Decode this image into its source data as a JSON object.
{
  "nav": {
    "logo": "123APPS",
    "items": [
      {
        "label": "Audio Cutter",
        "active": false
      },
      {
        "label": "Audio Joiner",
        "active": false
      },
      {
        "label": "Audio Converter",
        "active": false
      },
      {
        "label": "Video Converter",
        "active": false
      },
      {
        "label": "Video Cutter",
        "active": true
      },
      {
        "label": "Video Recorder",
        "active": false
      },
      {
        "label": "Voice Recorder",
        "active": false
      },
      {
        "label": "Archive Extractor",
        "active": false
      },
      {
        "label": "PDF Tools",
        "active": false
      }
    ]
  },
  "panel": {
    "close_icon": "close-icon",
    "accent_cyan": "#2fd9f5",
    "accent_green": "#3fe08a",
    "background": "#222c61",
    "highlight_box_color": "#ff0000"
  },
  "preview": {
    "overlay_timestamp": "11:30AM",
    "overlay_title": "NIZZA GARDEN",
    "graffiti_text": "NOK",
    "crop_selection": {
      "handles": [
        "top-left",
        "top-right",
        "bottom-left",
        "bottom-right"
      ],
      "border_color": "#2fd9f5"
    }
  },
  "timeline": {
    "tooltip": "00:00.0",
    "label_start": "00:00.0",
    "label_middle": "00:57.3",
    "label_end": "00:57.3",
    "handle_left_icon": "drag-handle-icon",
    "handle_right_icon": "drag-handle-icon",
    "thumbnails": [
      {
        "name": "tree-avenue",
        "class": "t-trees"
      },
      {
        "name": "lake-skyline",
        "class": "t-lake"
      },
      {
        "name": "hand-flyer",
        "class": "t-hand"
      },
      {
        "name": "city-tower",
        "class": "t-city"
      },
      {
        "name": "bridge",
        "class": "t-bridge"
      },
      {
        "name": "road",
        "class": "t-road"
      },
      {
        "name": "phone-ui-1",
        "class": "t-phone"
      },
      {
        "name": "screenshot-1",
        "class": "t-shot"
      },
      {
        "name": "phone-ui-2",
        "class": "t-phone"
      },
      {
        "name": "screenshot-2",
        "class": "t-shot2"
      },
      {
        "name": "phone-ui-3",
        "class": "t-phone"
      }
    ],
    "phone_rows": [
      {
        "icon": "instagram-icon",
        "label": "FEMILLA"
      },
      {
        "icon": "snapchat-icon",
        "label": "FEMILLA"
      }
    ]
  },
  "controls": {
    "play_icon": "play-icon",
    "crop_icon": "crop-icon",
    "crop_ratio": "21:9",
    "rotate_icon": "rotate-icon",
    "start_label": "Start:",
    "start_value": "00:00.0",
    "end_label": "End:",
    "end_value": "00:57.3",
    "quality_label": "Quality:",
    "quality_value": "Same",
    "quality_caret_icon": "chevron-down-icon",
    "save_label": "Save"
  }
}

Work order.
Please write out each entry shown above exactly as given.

Answer below.
Decode this image into its source data as a JSON object.
{
  "nav": {
    "logo": "123APPS",
    "items": [
      {
        "label": "Audio Cutter",
        "active": false
      },
      {
        "label": "Audio Joiner",
        "active": false
      },
      {
        "label": "Audio Converter",
        "active": false
      },
      {
        "label": "Video Converter",
        "active": false
      },
      {
        "label": "Video Cutter",
        "active": true
      },
      {
        "label": "Video Recorder",
        "active": false
      },
      {
        "label": "Voice Recorder",
        "active": false
      },
      {
        "label": "Archive Extractor",
        "active": false
      },
      {
        "label": "PDF Tools",
        "active": false
      }
    ]
  },
  "panel": {
    "close_icon": "close-icon",
    "accent_cyan": "#2fd9f5",
    "accent_green": "#3fe08a",
    "background": "#222c61",
    "highlight_box_color": "#ff0000"
  },
  "preview": {
    "overlay_timestamp": "11:30AM",
    "overlay_title": "NIZZA GARDEN",
    "graffiti_text": "NOK",
    "crop_selection": {
      "handles": [
        "top-left",
        "top-right",
        "bottom-left",
        "bottom-right"
      ],
      "border_color": "#2fd9f5"
    }
  },
  "timeline": {
    "tooltip": "00:00.0",
    "label_start": "00:00.0",
    "label_middle": "00:57.3",
    "label_end": "00:57.3",
    "handle_left_icon": "drag-handle-icon",
    "handle_right_icon": "drag-handle-icon",
    "thumbnails": [
      {
        "name": "tree-avenue",
        "class": "t-trees"
      },
      {
        "name": "lake-skyline",
        "class": "t-lake"
      },
      {
        "name": "hand-flyer",
        "class": "t-hand"
      },
      {
        "name": "city-tower",
        "class": "t-city"
      },
      {
        "name": "bridge",
        "class": "t-bridge"
      },
      {
        "name": "road",
        "class": "t-road"
      },
      {
        "name": "phone-ui-1",
        "class": "t-phone"
      },
      {
        "name": "screenshot-1",
        "class": "t-shot"
      },
      {
        "name": "phone-ui-2",
        "class": "t-phone"
      },
      {
        "name": "screenshot-2",
        "class": "t-shot2"
      },
      {
        "name": "phone-ui-3",
        "class": "t-phone"
      }
    ],
    "phone_rows": [
      {
        "icon": "instagram-icon",
        "label": "FEMILLA"
      },
      {
        "icon": "snapchat-icon",
        "label": "FEMILLA"
      }
    ]
  },
  "controls": {
    "play_icon": "play-icon",
    "crop_icon": "crop-icon",
    "crop_ratio": "21:9",
    "rotate_icon": "rotate-icon",
    "start_label": "Start:",
    "start_value": "00:00.0",
    "end_label": "End:",
    "end_value": "00:57.3",
    "quality_label": "Quality:",
    "quality_value": "Same",
    "quality_caret_icon": "chevron-down-icon",
    "save_label": "Save"
  }
}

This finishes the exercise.